The pandemic’s biggest tests still lie ahead

The pandemic’s biggest tests still lie ahead

Further lockdowns are unavoidable as vaccines are rolled out

The darkest hour, it is said, is always before the dawn. Just when vaccines had brought hope of a gradual loosening of restrictions and return to some kind of normality within months, the emergence of at least two more contagious variants of coronavirus means many populations instead face tighter lockdowns — with all the human and economic damage they bring. Pressures on healthcare systems, and deaths, may exceed those in the bleakest days of the first wave nine months ago. The first part of this year is set to look very different from what was expected even a few weeks ago.

Scientists had always known the virus would mutate. What they did not expect were mutations that were so extensive, or brought such rapid and sizeable changes in impact. The variant ripping through much of the UK — and already found in 25 countries — contains a striking 17 changes in its genomic code that might alter its behaviour. That helped it to supplant its predecessors and spread rapidly even during England’s November national lockdown. A variant found in South Africa has three meaningful changes to its spike protein that also help it to spread much more quickly — and produce a higher viral “load” among victims.

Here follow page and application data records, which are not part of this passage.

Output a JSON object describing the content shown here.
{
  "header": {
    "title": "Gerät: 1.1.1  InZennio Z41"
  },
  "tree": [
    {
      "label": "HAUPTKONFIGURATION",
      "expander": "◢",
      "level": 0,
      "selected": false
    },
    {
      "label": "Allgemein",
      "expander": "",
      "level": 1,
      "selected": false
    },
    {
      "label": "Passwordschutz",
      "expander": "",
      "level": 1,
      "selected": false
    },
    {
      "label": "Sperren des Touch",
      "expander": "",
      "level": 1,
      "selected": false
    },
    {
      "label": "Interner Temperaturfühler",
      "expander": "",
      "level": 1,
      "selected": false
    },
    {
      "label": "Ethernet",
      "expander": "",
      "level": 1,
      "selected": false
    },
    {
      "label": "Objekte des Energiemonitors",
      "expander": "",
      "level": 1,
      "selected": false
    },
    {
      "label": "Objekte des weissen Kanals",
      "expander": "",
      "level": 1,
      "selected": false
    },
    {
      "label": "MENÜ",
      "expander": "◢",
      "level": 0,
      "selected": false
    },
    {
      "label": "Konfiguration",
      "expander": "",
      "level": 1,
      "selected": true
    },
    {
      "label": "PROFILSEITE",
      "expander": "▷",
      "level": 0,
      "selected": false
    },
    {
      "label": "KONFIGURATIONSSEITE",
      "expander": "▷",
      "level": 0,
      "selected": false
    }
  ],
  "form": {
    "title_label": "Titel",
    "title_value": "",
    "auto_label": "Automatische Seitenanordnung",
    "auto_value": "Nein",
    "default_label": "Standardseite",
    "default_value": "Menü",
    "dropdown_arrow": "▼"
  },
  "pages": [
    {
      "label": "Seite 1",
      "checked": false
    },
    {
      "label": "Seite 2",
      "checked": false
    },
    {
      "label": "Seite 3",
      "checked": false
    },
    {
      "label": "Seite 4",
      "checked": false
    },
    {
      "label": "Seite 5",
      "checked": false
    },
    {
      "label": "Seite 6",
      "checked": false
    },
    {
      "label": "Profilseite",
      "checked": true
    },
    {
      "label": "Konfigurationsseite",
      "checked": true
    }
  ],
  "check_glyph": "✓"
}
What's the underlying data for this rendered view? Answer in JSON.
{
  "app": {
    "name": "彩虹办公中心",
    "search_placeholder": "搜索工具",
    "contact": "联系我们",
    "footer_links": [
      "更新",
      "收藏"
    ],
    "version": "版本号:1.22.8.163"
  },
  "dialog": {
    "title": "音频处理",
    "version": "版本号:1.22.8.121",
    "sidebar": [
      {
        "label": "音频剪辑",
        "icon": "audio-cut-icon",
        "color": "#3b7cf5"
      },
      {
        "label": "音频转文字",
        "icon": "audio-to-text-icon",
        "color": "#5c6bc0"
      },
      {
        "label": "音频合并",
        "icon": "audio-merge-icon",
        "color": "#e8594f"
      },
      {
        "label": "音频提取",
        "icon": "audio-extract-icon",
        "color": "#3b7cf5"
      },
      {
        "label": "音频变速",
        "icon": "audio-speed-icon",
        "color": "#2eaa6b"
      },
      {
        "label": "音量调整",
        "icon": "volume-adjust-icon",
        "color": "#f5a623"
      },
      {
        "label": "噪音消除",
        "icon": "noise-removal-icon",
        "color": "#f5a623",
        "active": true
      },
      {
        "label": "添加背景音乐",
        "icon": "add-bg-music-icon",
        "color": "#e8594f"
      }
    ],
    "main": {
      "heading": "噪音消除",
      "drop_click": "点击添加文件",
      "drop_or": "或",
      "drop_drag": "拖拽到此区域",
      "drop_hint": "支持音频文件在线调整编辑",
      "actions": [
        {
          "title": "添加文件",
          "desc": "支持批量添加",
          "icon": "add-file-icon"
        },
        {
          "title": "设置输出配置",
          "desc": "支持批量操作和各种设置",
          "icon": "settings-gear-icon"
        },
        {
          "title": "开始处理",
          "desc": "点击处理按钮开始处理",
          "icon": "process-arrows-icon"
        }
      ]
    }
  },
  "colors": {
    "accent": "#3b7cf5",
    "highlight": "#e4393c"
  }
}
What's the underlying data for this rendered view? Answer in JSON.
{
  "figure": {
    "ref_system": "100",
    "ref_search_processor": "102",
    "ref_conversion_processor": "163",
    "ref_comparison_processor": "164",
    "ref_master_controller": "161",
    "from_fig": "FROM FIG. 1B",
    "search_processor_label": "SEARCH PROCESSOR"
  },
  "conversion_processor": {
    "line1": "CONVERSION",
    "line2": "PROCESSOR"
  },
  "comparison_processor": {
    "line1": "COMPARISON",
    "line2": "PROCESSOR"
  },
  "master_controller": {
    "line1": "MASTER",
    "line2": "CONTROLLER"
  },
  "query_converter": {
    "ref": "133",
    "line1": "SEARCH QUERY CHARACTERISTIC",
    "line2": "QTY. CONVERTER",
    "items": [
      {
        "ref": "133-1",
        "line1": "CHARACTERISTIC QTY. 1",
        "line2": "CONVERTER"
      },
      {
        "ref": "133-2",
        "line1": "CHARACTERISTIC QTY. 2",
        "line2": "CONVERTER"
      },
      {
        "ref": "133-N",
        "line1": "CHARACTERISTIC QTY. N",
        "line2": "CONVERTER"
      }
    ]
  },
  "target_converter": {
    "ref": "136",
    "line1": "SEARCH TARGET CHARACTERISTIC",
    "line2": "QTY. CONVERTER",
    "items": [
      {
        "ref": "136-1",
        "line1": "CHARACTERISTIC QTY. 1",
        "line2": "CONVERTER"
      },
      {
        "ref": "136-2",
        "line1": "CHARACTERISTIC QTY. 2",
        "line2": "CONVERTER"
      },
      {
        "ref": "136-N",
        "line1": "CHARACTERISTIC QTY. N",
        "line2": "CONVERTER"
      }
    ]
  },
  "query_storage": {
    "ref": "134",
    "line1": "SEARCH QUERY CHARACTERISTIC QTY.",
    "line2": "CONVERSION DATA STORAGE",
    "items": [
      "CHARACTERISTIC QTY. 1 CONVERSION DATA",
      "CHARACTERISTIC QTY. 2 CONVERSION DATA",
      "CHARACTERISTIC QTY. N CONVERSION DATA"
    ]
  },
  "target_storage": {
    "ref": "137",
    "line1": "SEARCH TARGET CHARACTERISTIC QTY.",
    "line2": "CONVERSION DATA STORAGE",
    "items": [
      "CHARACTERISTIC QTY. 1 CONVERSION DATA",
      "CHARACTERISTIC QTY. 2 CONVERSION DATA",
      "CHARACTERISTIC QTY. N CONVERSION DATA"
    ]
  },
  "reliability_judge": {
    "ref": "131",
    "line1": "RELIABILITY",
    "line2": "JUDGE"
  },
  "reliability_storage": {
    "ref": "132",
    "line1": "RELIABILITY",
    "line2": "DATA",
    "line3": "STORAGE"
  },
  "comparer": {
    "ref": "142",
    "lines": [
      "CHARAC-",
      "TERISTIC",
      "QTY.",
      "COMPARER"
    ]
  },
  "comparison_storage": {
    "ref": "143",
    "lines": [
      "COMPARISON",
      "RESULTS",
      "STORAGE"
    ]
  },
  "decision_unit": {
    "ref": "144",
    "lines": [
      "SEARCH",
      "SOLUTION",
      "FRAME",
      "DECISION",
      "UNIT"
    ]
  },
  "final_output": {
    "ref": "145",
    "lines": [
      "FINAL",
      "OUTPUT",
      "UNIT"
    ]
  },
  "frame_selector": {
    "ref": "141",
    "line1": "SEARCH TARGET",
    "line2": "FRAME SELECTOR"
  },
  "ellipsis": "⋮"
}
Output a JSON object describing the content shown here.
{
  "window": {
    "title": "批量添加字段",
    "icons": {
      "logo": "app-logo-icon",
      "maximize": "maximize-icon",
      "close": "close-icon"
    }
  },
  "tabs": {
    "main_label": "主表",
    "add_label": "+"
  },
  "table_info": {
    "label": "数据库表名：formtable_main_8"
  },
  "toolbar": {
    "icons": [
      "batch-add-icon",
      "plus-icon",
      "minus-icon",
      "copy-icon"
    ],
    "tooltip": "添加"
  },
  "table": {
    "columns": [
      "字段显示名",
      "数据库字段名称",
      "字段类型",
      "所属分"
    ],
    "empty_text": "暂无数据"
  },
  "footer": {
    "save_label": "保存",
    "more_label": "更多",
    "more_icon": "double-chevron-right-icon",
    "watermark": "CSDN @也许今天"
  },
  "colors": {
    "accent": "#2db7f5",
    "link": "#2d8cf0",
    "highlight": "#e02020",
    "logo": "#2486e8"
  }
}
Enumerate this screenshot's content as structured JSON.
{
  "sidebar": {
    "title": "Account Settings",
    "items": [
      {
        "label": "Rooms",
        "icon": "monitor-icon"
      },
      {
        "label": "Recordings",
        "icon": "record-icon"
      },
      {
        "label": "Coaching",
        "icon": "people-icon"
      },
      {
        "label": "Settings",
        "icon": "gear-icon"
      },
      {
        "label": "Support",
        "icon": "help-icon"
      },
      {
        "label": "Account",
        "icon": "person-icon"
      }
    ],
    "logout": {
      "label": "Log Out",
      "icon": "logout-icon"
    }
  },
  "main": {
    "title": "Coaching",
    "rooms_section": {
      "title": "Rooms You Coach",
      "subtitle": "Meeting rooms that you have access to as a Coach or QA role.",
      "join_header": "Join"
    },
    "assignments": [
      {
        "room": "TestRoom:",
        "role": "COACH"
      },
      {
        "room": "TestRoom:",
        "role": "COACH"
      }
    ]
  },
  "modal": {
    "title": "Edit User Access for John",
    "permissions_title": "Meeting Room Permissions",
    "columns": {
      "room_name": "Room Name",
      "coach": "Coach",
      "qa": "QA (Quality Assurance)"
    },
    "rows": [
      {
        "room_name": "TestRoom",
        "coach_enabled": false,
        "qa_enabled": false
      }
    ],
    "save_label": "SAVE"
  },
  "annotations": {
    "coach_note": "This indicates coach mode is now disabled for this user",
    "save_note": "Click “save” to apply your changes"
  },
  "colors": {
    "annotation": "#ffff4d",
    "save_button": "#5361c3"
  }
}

For now, the variants do not seem to have higher mortality rates — though, arithmetically, higher transmission rates left unchecked will lead to more deaths. Neither variant is thought to be more resistant to existing vaccines, though scientists worry more about the South African strain. The creator of the BioNTech/Pfizer vaccine has said the jab can be modified to fight mutant strains within six weeks. But even that would cause crucial delays.